Editors at National Review Online offer advice to the Federal Reserve.

Democrats have wanted to take a victory lap on inflation for a while now, with many in the media more than willing to join them. We were never fooled. Yesterday’s inflation report provides more evidence that the U.S. still isn’t out of the woods on inflation, and the Federal Reserve must stick to its tighter monetary policy.

Consumer-price inflation was 3.1 percent year over year in January, according to the Bureau of Labor Statistics. That’s still well above the Fed’s stated goal of 2 percent in the long run. And annual inflation has been stuck at 3 percent or above for eight consecutive months now.

Removing the volatile categories of food and energy yields an even worse annual inflation rate of 3.9 percent. The energy component of the consumer-price index is still negative year over year, so it is pulling overall inflation down, not pushing it up as it was when inflation was rising. That means if something changes in the energy market (anyone’s guess as to what that might be) and prices start to rise, overall inflation will begin to take off again. And the Fed can’t blame the rascally energy market for its continued failure to hit its inflation target.

The decline in inflation that began in the summer of 2022 has petered out. If inflation continues to hang around 3 percent, expect increasing pressure from some quarters to redefine the inflation target. A 3 percent inflation target has been proposed in the past, but it is not a solution.

There’s nothing magical about the number 2, but credibility is vital for a central bank. The Fed set its target at 2 percent, and Jerome Powell has maintained that that is the target in basically every public utterance he has made.
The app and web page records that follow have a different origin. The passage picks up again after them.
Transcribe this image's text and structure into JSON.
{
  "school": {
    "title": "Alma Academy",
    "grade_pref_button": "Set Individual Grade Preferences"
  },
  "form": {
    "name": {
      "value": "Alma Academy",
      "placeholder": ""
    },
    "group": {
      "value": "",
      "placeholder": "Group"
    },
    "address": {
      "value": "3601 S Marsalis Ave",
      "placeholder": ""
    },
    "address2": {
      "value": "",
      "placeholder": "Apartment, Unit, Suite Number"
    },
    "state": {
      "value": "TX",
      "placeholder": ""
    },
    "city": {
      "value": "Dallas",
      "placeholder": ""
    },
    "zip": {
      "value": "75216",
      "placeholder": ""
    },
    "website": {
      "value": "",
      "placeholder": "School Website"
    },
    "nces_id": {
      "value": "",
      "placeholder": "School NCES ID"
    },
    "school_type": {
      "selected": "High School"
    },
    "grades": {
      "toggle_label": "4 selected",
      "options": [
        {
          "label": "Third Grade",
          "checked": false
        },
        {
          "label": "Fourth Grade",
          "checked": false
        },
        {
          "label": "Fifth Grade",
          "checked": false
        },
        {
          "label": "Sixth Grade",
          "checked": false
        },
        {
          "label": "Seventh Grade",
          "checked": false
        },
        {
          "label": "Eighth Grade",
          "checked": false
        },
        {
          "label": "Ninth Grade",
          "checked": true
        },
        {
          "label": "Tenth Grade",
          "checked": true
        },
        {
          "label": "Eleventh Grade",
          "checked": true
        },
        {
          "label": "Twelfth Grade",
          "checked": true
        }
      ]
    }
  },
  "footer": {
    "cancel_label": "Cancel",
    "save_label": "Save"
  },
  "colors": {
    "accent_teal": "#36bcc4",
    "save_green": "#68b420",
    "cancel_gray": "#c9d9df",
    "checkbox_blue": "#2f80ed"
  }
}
To abandon that target now would be to admit that the Fed will allow itself to be swayed by, well, nothing — unemployment remains low, and there hasn’t been a recession.